- **WHAT YOU HAVE TO DO**
If a line in the data holds "name", copy that line out in full.

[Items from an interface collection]
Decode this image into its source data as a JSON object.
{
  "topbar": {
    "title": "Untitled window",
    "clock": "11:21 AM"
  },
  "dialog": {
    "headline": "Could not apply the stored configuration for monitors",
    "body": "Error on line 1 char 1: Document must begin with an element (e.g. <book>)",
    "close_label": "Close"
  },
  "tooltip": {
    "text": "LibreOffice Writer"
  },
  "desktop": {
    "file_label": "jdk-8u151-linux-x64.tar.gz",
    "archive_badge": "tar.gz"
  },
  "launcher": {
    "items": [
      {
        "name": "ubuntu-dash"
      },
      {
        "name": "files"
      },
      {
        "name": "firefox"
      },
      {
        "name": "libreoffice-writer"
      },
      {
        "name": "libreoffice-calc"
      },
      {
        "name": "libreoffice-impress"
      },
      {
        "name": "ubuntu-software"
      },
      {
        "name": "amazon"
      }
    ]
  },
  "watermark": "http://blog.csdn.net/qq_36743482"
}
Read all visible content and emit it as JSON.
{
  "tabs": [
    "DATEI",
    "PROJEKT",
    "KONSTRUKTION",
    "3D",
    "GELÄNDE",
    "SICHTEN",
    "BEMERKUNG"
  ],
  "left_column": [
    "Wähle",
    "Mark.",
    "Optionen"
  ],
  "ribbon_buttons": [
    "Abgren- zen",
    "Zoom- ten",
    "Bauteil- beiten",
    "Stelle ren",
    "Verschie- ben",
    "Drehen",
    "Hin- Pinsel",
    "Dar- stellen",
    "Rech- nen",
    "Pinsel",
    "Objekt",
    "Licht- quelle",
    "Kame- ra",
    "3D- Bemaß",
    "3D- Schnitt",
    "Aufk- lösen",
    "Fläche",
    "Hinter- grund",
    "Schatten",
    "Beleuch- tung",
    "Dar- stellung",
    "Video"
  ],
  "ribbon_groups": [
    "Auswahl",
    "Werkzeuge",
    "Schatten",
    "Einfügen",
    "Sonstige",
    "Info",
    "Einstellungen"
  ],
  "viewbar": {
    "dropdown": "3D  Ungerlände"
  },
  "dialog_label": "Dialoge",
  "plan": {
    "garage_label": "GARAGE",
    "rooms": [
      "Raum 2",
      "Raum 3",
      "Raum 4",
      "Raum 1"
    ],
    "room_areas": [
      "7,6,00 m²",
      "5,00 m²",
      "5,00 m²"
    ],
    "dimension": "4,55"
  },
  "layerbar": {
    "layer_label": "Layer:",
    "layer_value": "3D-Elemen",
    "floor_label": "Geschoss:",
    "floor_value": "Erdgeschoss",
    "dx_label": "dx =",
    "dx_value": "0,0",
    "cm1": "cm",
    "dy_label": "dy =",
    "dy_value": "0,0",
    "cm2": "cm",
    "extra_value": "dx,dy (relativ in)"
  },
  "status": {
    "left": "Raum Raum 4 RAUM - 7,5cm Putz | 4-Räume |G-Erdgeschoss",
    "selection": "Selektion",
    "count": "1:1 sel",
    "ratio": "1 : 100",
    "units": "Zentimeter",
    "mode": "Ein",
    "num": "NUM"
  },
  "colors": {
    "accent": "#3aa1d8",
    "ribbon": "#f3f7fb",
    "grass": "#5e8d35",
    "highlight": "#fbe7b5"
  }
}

- **OUTPUT**
        "name": "ubuntu-dash"
        "name": "files"
        "name": "firefox"
        "name": "libreoffice-writer"
        "name": "libreoffice-calc"
        "name": "libreoffice-impress"
        "name": "ubuntu-software"
        "name": "amazon"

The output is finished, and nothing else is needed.